The trial court erred in denying the man’s motion to set aside the verdict because the jury’s finding that he was comparatively negligent was against the weight of the evidence and contrary to law. No comparative negligence instruction should be given when a plaintiff’s alleged negligence preceded the alleged medical malpractice and is not otherwise alleged to have contributed to the harm resulting from the malpractice. A plaintiff’s prior conduct is not relevant, since the defendant’s liability extends only to that portion of the plaintiff’s injuries attributable to the defendant’s malpractice. Here, although there was evidence from which the jury could have found that the man shared responsibility for the initial coffee spill, the hospital made no claim at trial that he had any such shared responsibility for the hospital’s subsequent deviations from the accepted standard of care in treating his injuries, nor was there any evidence adduced at trial from which the jury could have found that he shared such responsibility. The court found that the jury was neither instructed to limit its consideration of the man’s comparative negligence, nor that the hospital’s liability extended only to that portion of his injuries attributable to its malpractice. The jury was thus prevented from fairly considering the central issue of damages. The errors were further compounded by the failure to instruct the jury to determine the total amount of damages sustained by the man, undiminished by any percentage of fault to avoid juror confusion and the risk of a double reduction of the man’s recovery. The court found it impossible to determine whether the jury intended the amount that it awarded to represent the total damage award or the man’s 10% share following the erroneous apportionment of fault. Accordingly, the court held that the combined errors in the charge were fundamental, and that a new trial on the issue of the man’s damages was warranted in the interest of justice

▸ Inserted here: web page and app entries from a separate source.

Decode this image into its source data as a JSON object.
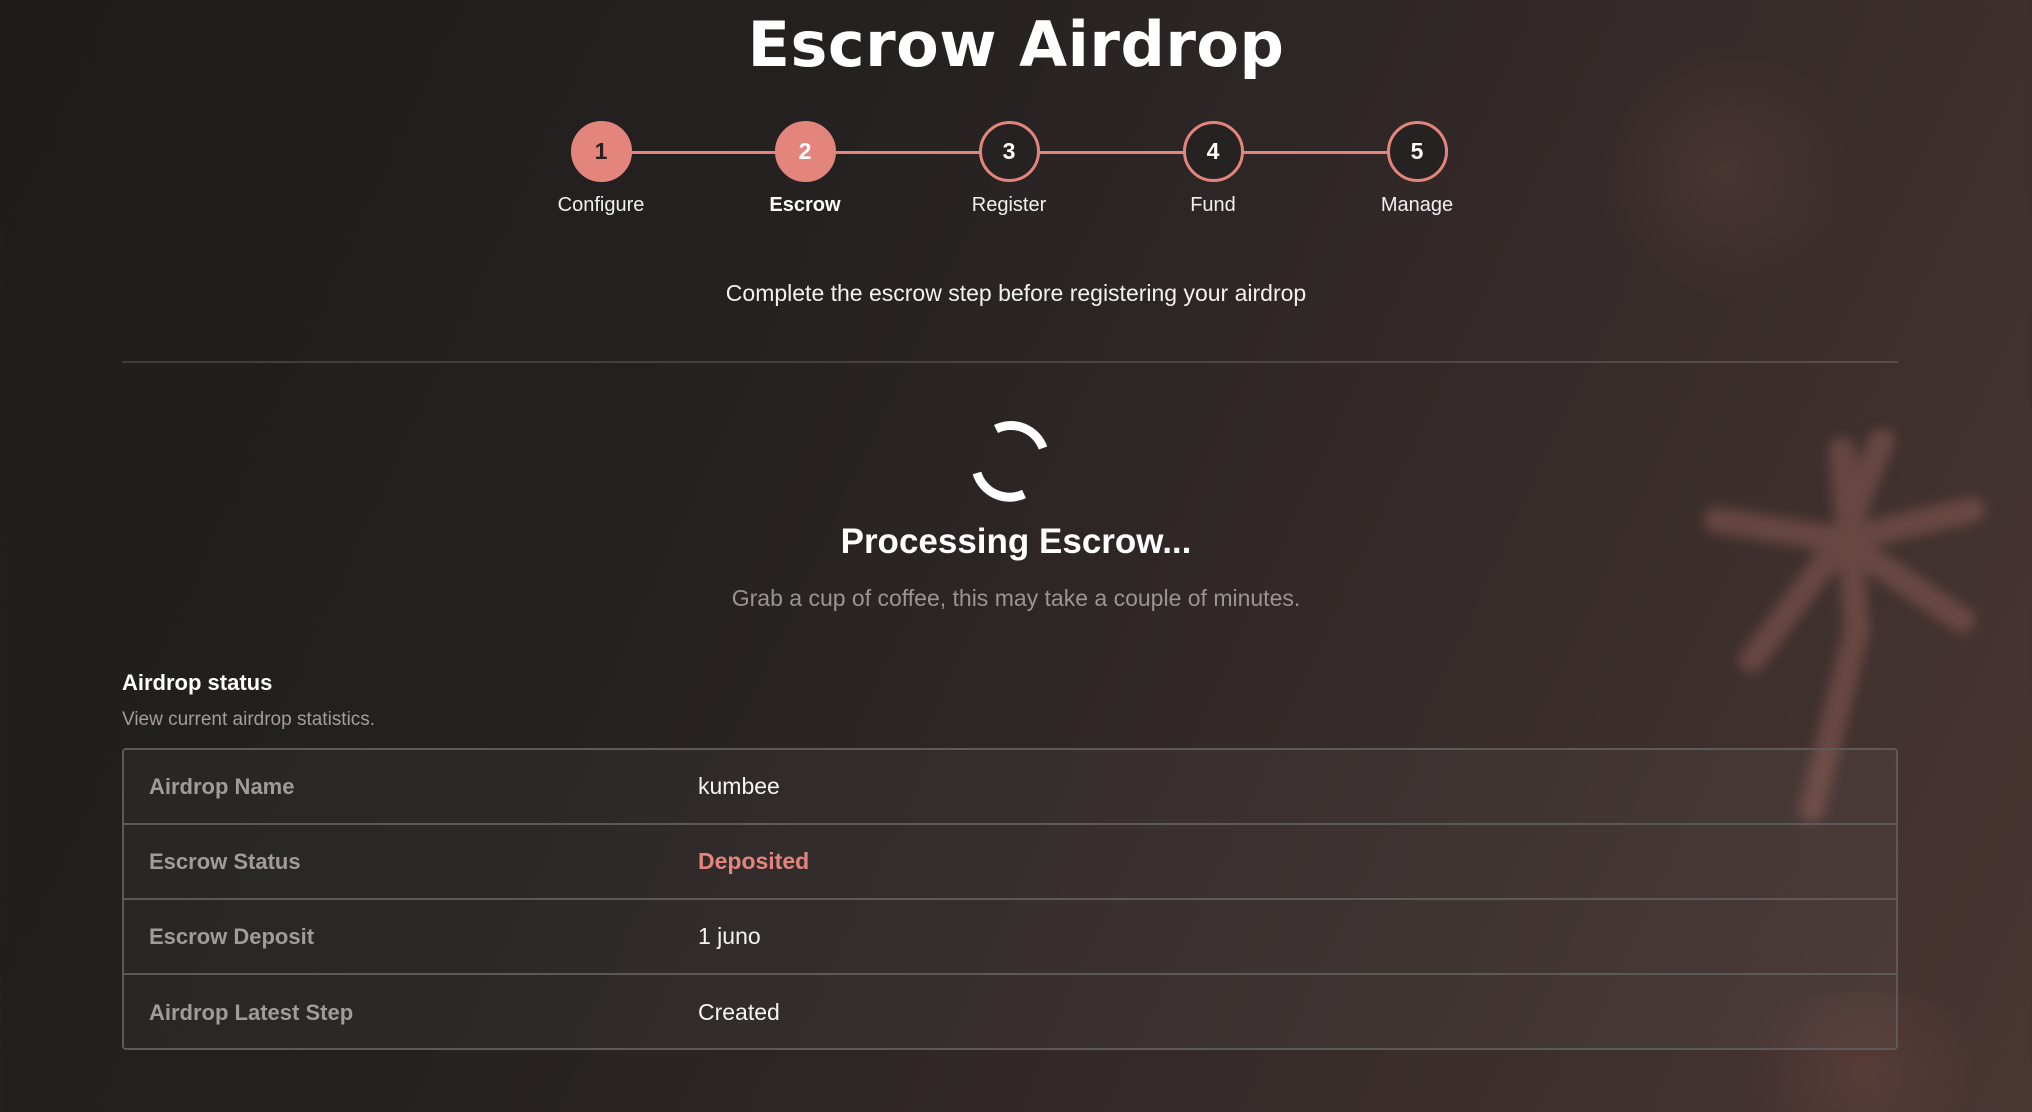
{
  "page": {
    "title": "Escrow Airdrop",
    "subtitle": "Complete the escrow step before registering your airdrop"
  },
  "stepper": {
    "steps": [
      {
        "number": "1",
        "label": "Configure",
        "state": "done"
      },
      {
        "number": "2",
        "label": "Escrow",
        "state": "active"
      },
      {
        "number": "3",
        "label": "Register",
        "state": "pending"
      },
      {
        "number": "4",
        "label": "Fund",
        "state": "pending"
      },
      {
        "number": "5",
        "label": "Manage",
        "state": "pending"
      }
    ]
  },
  "processing": {
    "title": "Processing Escrow...",
    "subtitle": "Grab a cup of coffee, this may take a couple of minutes."
  },
  "status": {
    "title": "Airdrop status",
    "subtitle": "View current airdrop statistics.",
    "rows": [
      {
        "key": "Airdrop Name",
        "value": "kumbee"
      },
      {
        "key": "Escrow Status",
        "value": "Deposited"
      },
      {
        "key": "Escrow Deposit",
        "value": "1 juno"
      },
      {
        "key": "Airdrop Latest Step",
        "value": "Created"
      }
    ]
  },
  "colors": {
    "accent": "#e4857d",
    "background": "#241f1f",
    "border": "#5e5959",
    "muted_text": "#a19b9a"
  }
}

The Appellate Division of the New York Supreme Court, Third Department, affirmed the trial court’s denial of the man’s motion to set aside the jury’s finding that his premature discharge was not a substantial factor in causing him harm and reversed the trial court’s denial of the man’s motion to set aside the jury’s finding that he was comparatively negligent.
See: Vallone v. Saratoga Hosp., 2016 WL 3748555 (N.Y.A.D. 3 Dept., July 14, 2016) (not designated for publication).
See also Medical Risk Law, June 2016 Report: How Risky Is Going to the Hospital? The Dangers and Liabilities of Healthcare-Associated Infections